- **Work instruction**: Determine how many lines in the entries below hold "Eliminación". Respond with that number only.

- **Data records**:

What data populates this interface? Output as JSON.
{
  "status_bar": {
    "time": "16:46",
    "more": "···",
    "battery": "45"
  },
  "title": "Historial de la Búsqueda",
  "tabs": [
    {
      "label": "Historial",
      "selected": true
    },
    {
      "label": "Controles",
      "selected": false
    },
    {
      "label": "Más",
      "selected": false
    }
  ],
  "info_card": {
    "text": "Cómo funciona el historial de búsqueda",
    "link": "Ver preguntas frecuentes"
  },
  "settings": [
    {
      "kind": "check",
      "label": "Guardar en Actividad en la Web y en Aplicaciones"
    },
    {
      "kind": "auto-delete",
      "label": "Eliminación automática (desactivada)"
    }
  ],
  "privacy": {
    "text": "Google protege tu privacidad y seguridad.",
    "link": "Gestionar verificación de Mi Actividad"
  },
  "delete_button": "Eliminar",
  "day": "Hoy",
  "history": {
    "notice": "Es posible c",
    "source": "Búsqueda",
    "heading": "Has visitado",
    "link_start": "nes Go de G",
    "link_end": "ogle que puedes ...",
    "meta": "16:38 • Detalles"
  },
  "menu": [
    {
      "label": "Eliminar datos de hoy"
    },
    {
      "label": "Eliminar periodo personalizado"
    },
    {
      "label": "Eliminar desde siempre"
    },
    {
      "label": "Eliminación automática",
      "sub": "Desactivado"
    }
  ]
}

- **Response to this task**: 2